We’ve often heard that time is money, but in these stressed-out days it’s more than that. Time is increasingly a key to well-being, creatively and emotionally.
My sister, Juliet, has taken the time — a lot of it in recent years — to study the topic and has written a book with her insight and advice, called “A Minute to Think.”
The problem is real. She cites a Gallup poll showing that 23 percent of workers feel burnt out more often than not, with another 44 percent experiencing it occasionally. Deloitte, the global professional services company, found that two-thirds of today’s employees feel “overwhelmed” and 80 percent of men would like to work fewer hours.
In Japan, Microsoft conducted a study and found that a four-day work week resulted in 40 percent more productivity and, as a bonus, overhead dropped by nearly 25 percent. Juliet’s conclusion: “Less can be the new more if we give it a chance.”
Research shows that by putting more pauses in our day — “white space,” as Juliet refers to these breaks — thinking improves. I was surprised to read that MRI scans during a person’s quiet pauses show complex activity in the default neural network of the brain — activity that has been linked to insight, introspection, memory and creativity.
As with every form of self-improvement — diet, exercise and such — improving our time management is no easy task. Moreover, no matter how comprehensive, no book can provide guaranteed instructions for saving ourselves by saving time. But with compelling anecdotes and eye-opening data, “A Minute to Think” could help clear mental clutter.
Juliet suggests addressing four questions. Is there anything I can let go of? Where is “good enough,” good enough? What do I truly need to know? What deserves my attention?
I’ve heard it said that if you want something done you should ask a busy person. The point, of course, isn’t that such people have more time than the rest of us, but that they know how to make better use of their time.
Back in 1929 Coca-Cola came up with the tag line, “The pause that refreshes.” Today we’ve learned to eschew sugary drinks, but we could all benefit from a refreshing pause.

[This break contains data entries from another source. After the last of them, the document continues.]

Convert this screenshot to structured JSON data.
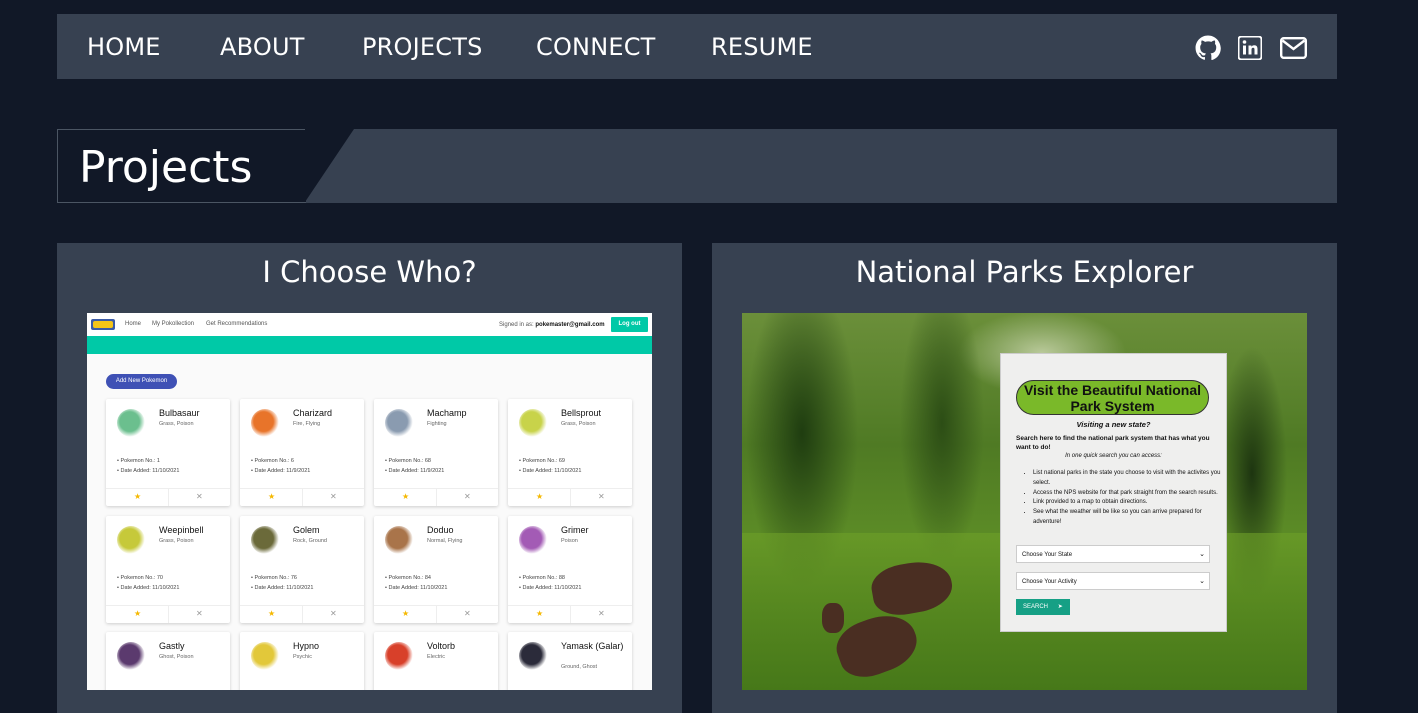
{
  "nav": {
    "links": [
      "HOME",
      "ABOUT",
      "PROJECTS",
      "CONNECT",
      "RESUME"
    ],
    "icons": [
      "github-icon",
      "linkedin-icon",
      "mail-icon"
    ]
  },
  "banner": {
    "title": "Projects"
  },
  "projects": [
    {
      "title": "I Choose Who?"
    },
    {
      "title": "National Parks Explorer"
    }
  ],
  "poke_app": {
    "nav": [
      "Home",
      "My Pokollection",
      "Get Recommendations"
    ],
    "signed_in_label": "Signed in as:",
    "user_email": "pokemaster@gmail.com",
    "logout": "Log out",
    "add_button": "Add New Pokemon",
    "cards": [
      {
        "name": "Bulbasaur",
        "type": "Grass, Poison",
        "no": "Pokemon No.: 1",
        "date": "Date Added: 11/10/2021",
        "color": "#6bbf8e"
      },
      {
        "name": "Charizard",
        "type": "Fire, Flying",
        "no": "Pokemon No.: 6",
        "date": "Date Added: 11/9/2021",
        "color": "#e8742a"
      },
      {
        "name": "Machamp",
        "type": "Fighting",
        "no": "Pokemon No.: 68",
        "date": "Date Added: 11/9/2021",
        "color": "#8a9bb0"
      },
      {
        "name": "Bellsprout",
        "type": "Grass, Poison",
        "no": "Pokemon No.: 69",
        "date": "Date Added: 11/10/2021",
        "color": "#c8d34a"
      },
      {
        "name": "Weepinbell",
        "type": "Grass, Poison",
        "no": "Pokemon No.: 70",
        "date": "Date Added: 11/10/2021",
        "color": "#c6c93a"
      },
      {
        "name": "Golem",
        "type": "Rock, Ground",
        "no": "Pokemon No.: 76",
        "date": "Date Added: 11/10/2021",
        "color": "#6b6a3a"
      },
      {
        "name": "Doduo",
        "type": "Normal, Flying",
        "no": "Pokemon No.: 84",
        "date": "Date Added: 11/10/2021",
        "color": "#a9744a"
      },
      {
        "name": "Grimer",
        "type": "Poison",
        "no": "Pokemon No.: 88",
        "date": "Date Added: 11/10/2021",
        "color": "#a35bb5"
      },
      {
        "name": "Gastly",
        "type": "Ghost, Poison",
        "no": "",
        "date": "",
        "color": "#5b3a6e"
      },
      {
        "name": "Hypno",
        "type": "Psychic",
        "no": "",
        "date": "",
        "color": "#e2c83a"
      },
      {
        "name": "Voltorb",
        "type": "Electric",
        "no": "",
        "date": "",
        "color": "#d8402a"
      },
      {
        "name": "Yamask (Galar)",
        "type": "Ground, Ghost",
        "no": "",
        "date": "",
        "color": "#2b2b3a"
      }
    ],
    "star": "★",
    "remove": "✕"
  },
  "parks_app": {
    "headline": "Visit the Beautiful National Park System",
    "question": "Visiting a new state?",
    "subhead": "Search here to find the national park system that has what you want to do!",
    "intro": "In one quick search you can access:",
    "bullets": [
      "List national parks in the state you choose to visit with the activites you select.",
      "Access the NPS website for that park straight from the search results.",
      "Link provided to a map to obtain directions.",
      "See what the weather will be like so you can arrive prepared for adventure!"
    ],
    "state_select": "Choose Your State",
    "activity_select": "Choose Your Activity",
    "search_button": "SEARCH"
  }
}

Copyright 2021 Peter Funt distributed by Cagle Cartoons newspaper syndicate.
Peter Funt’s new memoir, “Self-Amused,” is now available at CandidCamera.com.